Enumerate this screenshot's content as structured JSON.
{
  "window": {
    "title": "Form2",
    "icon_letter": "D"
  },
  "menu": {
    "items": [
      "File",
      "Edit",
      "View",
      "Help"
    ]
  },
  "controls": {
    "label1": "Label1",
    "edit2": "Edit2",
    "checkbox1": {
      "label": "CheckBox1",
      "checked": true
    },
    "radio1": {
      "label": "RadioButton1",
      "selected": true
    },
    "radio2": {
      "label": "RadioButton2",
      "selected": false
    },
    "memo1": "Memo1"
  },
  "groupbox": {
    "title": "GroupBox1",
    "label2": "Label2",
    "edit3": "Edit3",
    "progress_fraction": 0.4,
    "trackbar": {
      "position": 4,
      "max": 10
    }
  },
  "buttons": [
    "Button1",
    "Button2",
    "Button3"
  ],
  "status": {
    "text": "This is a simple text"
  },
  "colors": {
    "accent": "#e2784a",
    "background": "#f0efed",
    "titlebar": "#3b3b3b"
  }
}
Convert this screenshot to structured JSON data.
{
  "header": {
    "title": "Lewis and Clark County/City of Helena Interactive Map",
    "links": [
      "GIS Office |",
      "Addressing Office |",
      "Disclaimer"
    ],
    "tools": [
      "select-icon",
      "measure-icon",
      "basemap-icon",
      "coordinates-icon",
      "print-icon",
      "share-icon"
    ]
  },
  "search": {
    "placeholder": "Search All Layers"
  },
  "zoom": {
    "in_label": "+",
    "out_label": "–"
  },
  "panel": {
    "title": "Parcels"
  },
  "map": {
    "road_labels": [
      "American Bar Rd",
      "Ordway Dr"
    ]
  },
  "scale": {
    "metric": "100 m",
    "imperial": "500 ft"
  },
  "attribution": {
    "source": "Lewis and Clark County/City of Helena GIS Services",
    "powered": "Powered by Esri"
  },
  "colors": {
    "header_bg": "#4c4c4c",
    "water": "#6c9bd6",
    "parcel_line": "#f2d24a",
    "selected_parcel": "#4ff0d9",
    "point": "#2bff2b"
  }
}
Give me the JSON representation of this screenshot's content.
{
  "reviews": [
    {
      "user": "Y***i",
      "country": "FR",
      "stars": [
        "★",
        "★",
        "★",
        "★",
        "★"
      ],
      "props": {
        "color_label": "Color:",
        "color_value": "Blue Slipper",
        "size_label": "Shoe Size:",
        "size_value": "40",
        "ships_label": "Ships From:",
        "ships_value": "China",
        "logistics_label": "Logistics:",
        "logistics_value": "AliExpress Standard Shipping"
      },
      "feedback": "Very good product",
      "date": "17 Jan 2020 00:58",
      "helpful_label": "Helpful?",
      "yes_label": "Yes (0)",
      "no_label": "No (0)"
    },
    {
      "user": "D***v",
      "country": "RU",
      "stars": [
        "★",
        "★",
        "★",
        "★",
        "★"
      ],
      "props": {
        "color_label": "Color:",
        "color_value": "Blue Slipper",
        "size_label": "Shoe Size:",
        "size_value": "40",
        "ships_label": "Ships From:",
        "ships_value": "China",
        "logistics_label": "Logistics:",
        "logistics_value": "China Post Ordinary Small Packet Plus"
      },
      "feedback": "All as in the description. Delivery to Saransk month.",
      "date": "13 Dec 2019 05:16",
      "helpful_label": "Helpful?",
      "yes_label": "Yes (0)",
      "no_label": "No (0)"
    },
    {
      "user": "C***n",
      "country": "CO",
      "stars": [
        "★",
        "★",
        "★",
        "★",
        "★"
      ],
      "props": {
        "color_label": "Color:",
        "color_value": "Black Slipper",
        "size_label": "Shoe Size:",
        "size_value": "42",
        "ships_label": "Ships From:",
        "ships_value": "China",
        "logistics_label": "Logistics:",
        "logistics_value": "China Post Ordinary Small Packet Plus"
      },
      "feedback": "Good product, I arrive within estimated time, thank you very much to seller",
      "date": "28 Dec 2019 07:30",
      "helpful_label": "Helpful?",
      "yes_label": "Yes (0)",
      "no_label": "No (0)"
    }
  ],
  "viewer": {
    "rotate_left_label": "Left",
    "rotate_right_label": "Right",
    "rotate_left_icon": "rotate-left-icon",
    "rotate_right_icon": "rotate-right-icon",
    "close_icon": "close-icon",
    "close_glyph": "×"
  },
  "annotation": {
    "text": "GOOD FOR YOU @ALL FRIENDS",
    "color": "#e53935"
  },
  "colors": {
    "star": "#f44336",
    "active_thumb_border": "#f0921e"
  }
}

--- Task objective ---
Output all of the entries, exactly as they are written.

--- Expected answer ---
Enumerate this screenshot's content as structured JSON.
{
  "window": {
    "title": "Form2",
    "icon_letter": "D"
  },
  "menu": {
    "items": [
      "File",
      "Edit",
      "View",
      "Help"
    ]
  },
  "controls": {
    "label1": "Label1",
    "edit2": "Edit2",
    "checkbox1": {
      "label": "CheckBox1",
      "checked": true
    },
    "radio1": {
      "label": "RadioButton1",
      "selected": true
    },
    "radio2": {
      "label": "RadioButton2",
      "selected": false
    },
    "memo1": "Memo1"
  },
  "groupbox": {
    "title": "GroupBox1",
    "label2": "Label2",
    "edit3": "Edit3",
    "progress_fraction": 0.4,
    "trackbar": {
      "position": 4,
      "max": 10
    }
  },
  "buttons": [
    "Button1",
    "Button2",
    "Button3"
  ],
  "status": {
    "text": "This is a simple text"
  },
  "colors": {
    "accent": "#e2784a",
    "background": "#f0efed",
    "titlebar": "#3b3b3b"
  }
}
Convert this screenshot to structured JSON data.
{
  "header": {
    "title": "Lewis and Clark County/City of Helena Interactive Map",
    "links": [
      "GIS Office |",
      "Addressing Office |",
      "Disclaimer"
    ],
    "tools": [
      "select-icon",
      "measure-icon",
      "basemap-icon",
      "coordinates-icon",
      "print-icon",
      "share-icon"
    ]
  },
  "search": {
    "placeholder": "Search All Layers"
  },
  "zoom": {
    "in_label": "+",
    "out_label": "–"
  },
  "panel": {
    "title": "Parcels"
  },
  "map": {
    "road_labels": [
      "American Bar Rd",
      "Ordway Dr"
    ]
  },
  "scale": {
    "metric": "100 m",
    "imperial": "500 ft"
  },
  "attribution": {
    "source": "Lewis and Clark County/City of Helena GIS Services",
    "powered": "Powered by Esri"
  },
  "colors": {
    "header_bg": "#4c4c4c",
    "water": "#6c9bd6",
    "parcel_line": "#f2d24a",
    "selected_parcel": "#4ff0d9",
    "point": "#2bff2b"
  }
}
Give me the JSON representation of this screenshot's content.
{
  "reviews": [
    {
      "user": "Y***i",
      "country": "FR",
      "stars": [
        "★",
        "★",
        "★",
        "★",
        "★"
      ],
      "props": {
        "color_label": "Color:",
        "color_value": "Blue Slipper",
        "size_label": "Shoe Size:",
        "size_value": "40",
        "ships_label": "Ships From:",
        "ships_value": "China",
        "logistics_label": "Logistics:",
        "logistics_value": "AliExpress Standard Shipping"
      },
      "feedback": "Very good product",
      "date": "17 Jan 2020 00:58",
      "helpful_label": "Helpful?",
      "yes_label": "Yes (0)",
      "no_label": "No (0)"
    },
    {
      "user": "D***v",
      "country": "RU",
      "stars": [
        "★",
        "★",
        "★",
        "★",
        "★"
      ],
      "props": {
        "color_label": "Color:",
        "color_value": "Blue Slipper",
        "size_label": "Shoe Size:",
        "size_value": "40",
        "ships_label": "Ships From:",
        "ships_value": "China",
        "logistics_label": "Logistics:",
        "logistics_value": "China Post Ordinary Small Packet Plus"
      },
      "feedback": "All as in the description. Delivery to Saransk month.",
      "date": "13 Dec 2019 05:16",
      "helpful_label": "Helpful?",
      "yes_label": "Yes (0)",
      "no_label": "No (0)"
    },
    {
      "user": "C***n",
      "country": "CO",
      "stars": [
        "★",
        "★",
        "★",
        "★",
        "★"
      ],
      "props": {
        "color_label": "Color:",
        "color_value": "Black Slipper",
        "size_label": "Shoe Size:",
        "size_value": "42",
        "ships_label": "Ships From:",
        "ships_value": "China",
        "logistics_label": "Logistics:",
        "logistics_value": "China Post Ordinary Small Packet Plus"
      },
      "feedback": "Good product, I arrive within estimated time, thank you very much to seller",
      "date": "28 Dec 2019 07:30",
      "helpful_label": "Helpful?",
      "yes_label": "Yes (0)",
      "no_label": "No (0)"
    }
  ],
  "viewer": {
    "rotate_left_label": "Left",
    "rotate_right_label": "Right",
    "rotate_left_icon": "rotate-left-icon",
    "rotate_right_icon": "rotate-right-icon",
    "close_icon": "close-icon",
    "close_glyph": "×"
  },
  "annotation": {
    "text": "GOOD FOR YOU @ALL FRIENDS",
    "color": "#e53935"
  },
  "colors": {
    "star": "#f44336",
    "active_thumb_border": "#f0921e"
  }
}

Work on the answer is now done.